I toyed with the idea of turning comments off for this entry because I'm sure at least one person has something to say against my thoughts, but I've left them on. If you feel so inclines as to defend these movies then go ahead. It'll be more entertaining than anything found in an Eli Roth film.

7 comments:

JA said...

Hi, Glenn! How ya doing? Good, good, glad to hear it. Yup, I'm doing fine. Tlak toi you later! Love!

Kamikaze Camel said...

I love you Ja. Please don't be angry at me.

*weeps*

JA said...

Oh I'm not angry. It's just movies! We can agree to disagree. ;-)

I'm actually completely exhausted by this arguing about so-called torture porn at this point; I've been making my case over at a post at Reel Fanatic in the comments, and I couldn't fall asleep last night, so reeling with these thoughts my brains were, so at this point I'm just ready to give up on the arguing in Hostel's favor. I don't have it in me anymore.

But lemme say that I finally watched Hostel again last night for the first time since the theater and I liked it more than I did the first time, which may have had something to do with not watching the film with an audience of jackasses whooping at the violence where I could see Roth's intentions even clearer (yes, he's got intentions, dammit!). So the same case as with Cabin Fever now, that I like his movies more with a second viewing. I still have problems with Hostel's ending, I don't think he earns that ending. But the violence seemed even less fetishistic this time, and I found the film even scarier. I mean, he shows a lot less than I remembered, and a lot more thatn I thought is implied.
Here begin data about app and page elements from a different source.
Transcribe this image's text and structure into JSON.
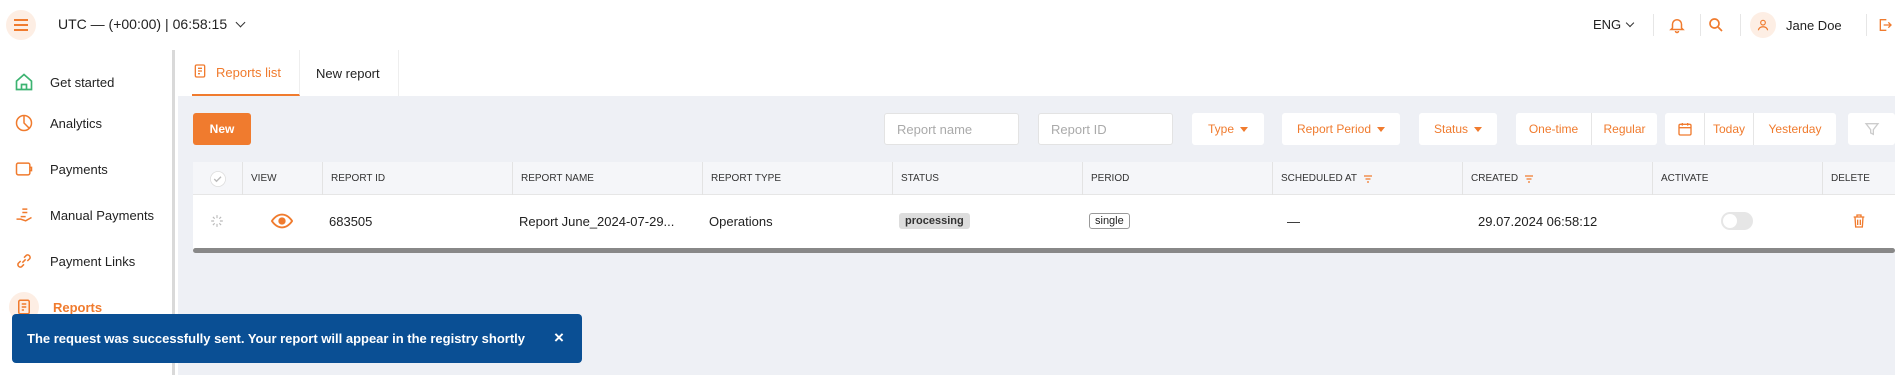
{
  "header": {
    "timezone": "UTC — (+00:00) |",
    "time": "06:58:15",
    "language": "ENG",
    "user_name": "Jane Doe"
  },
  "sidebar": {
    "items": [
      {
        "label": "Get started",
        "icon": "home-icon"
      },
      {
        "label": "Analytics",
        "icon": "pie-chart-icon"
      },
      {
        "label": "Payments",
        "icon": "wallet-icon"
      },
      {
        "label": "Manual Payments",
        "icon": "hand-coins-icon"
      },
      {
        "label": "Payment Links",
        "icon": "link-icon"
      },
      {
        "label": "Reports",
        "icon": "report-icon",
        "active": true
      }
    ]
  },
  "tabs": [
    {
      "label": "Reports list",
      "active": true
    },
    {
      "label": "New report",
      "active": false
    }
  ],
  "filters": {
    "new_label": "New",
    "report_name_placeholder": "Report name",
    "report_id_placeholder": "Report ID",
    "type_label": "Type",
    "report_period_label": "Report Period",
    "status_label": "Status",
    "one_time_label": "One-time",
    "regular_label": "Regular",
    "today_label": "Today",
    "yesterday_label": "Yesterday"
  },
  "table": {
    "columns": [
      "VIEW",
      "REPORT ID",
      "REPORT NAME",
      "REPORT TYPE",
      "STATUS",
      "PERIOD",
      "SCHEDULED AT",
      "CREATED",
      "ACTIVATE",
      "DELETE"
    ],
    "rows": [
      {
        "report_id": "683505",
        "report_name": "Report June_2024-07-29...",
        "report_type": "Operations",
        "status": "processing",
        "period": "single",
        "scheduled_at": "—",
        "created": "29.07.2024 06:58:12"
      }
    ]
  },
  "toast": {
    "message": "The request was successfully sent. Your report will appear in the registry shortly",
    "close": "×"
  },
  "colors": {
    "accent": "#f07b2e",
    "toast_bg": "#0a4f94",
    "success_green": "#3cb371"
  }
}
As for Roth making a straight-out critique of ther Iraq war, I think only in the broadest sense that's what Hostel's getting at - this sense of the demoralization/desensitation (is that a word?) of culture is what he's really getting at. I don't want him to make it explicitly political, then he'd just be preaching at us with nonsense like the Saw movies do - "we are all sinners!" bullshit. Roth gives us these main characters that are assholes seeking out their next fix, in which they debase women without thinking on the consequences. And then he confronts them with these funhouse mirror images of themselves 20 years later in which the "next fix" has been taken to its extreme and suddenly they're on the opposite side, being exploited.

Urgh, there I go again, rambling. I can't help myself. I need to be put down like a deranged animal, I think.
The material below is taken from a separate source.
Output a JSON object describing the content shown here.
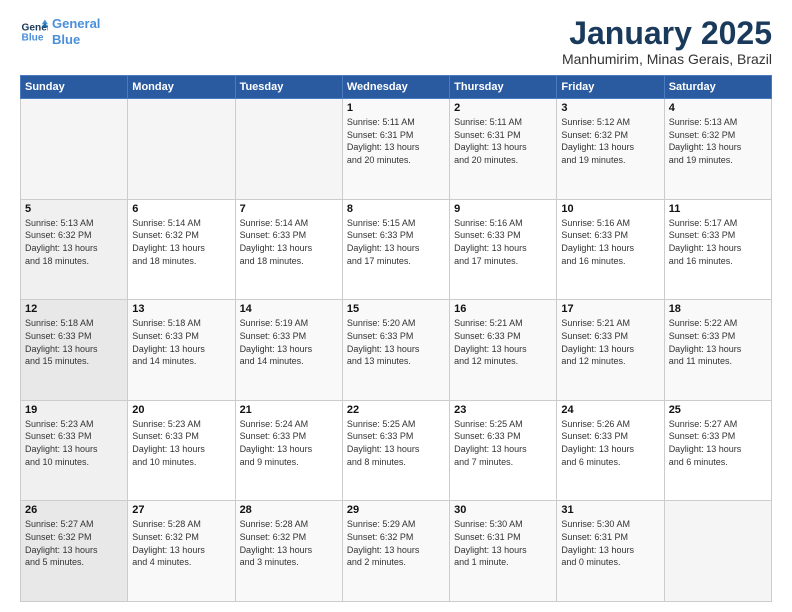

Paxton Hernandez said...

I'll second JA! It's just a movie! Geez, Poland is just angry with Roth because, well, they're both Jewish and Roth is the one with CASH $$$. Screw Poland. He can't stand a horror flick. He doesn't like them. Why should I trust him?
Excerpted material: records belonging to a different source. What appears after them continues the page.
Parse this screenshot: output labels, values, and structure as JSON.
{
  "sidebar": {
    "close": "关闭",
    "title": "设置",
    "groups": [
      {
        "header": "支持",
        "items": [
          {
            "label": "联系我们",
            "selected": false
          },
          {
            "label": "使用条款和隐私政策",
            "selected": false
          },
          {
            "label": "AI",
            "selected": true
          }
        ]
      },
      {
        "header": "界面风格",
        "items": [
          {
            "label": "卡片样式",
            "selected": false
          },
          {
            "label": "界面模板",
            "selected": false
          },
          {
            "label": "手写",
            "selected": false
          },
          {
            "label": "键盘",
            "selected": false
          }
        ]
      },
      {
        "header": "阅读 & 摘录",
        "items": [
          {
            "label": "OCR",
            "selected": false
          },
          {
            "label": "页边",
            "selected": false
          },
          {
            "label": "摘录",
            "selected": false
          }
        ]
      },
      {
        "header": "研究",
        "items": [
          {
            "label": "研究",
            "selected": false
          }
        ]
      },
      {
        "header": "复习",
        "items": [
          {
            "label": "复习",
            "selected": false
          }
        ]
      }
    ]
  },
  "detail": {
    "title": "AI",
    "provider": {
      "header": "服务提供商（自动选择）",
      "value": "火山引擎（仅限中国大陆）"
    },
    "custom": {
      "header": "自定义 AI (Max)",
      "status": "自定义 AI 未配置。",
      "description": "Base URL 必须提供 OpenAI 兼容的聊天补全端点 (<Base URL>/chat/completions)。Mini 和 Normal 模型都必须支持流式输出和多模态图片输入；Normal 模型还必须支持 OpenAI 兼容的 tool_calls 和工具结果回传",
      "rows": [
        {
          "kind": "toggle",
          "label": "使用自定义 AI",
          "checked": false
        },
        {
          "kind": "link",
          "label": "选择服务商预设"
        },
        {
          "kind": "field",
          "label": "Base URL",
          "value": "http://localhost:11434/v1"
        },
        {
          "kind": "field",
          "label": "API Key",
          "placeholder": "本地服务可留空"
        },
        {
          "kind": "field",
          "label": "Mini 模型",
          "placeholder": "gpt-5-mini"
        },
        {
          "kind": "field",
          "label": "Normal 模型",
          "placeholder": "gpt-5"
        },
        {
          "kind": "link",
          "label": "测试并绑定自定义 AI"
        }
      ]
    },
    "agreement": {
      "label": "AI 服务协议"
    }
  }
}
And just for the record, Raimi's Evil Dead was rated NC-17 for its extreme violence.

Best Regards, to all, = )

Barry said...

I can't wait for Hostel: Part II. I guess I'm in the minority of the people that actually liked the first Hostel.

Kamikaze Camel said...

Pax, if memory serves he was one of the bigger fans of, if you can believe it, the Texas Chainsaw Massacre remake. I really liked that one too, but critics were pretty much unanimously negative.

While I dislike Roth's Cabin Fever, I dislike it for completely different reasons than I dislike Hostel for. I thought it was too "spot the movie reference" for it's own good and every character was unlikable and there was that whole pancakes and kung-fu thing whatever that was.

As much as I didn't enjoy watching it, the razor sequence was very well done. Very ick-enducing, but as ick things go, it was very good.

Still... "PANCAKES!!!" huh?

BTW

Y'all should know by now that when I love something I love it with a feverish passion... and conversely, if I hate something I hate it with the burning fire of a thousand suns. I like getting riled up for good and bad things. It makes life interesting. Why be pleasantly nonchalant about everything?

Paxton Hernandez said...

Texas Chainsaw Massacre (2003) has been one of the worst horror remakes in history. There goes any credibility left for Mr. Poland.

Mmm, Pancakes, so yummy = )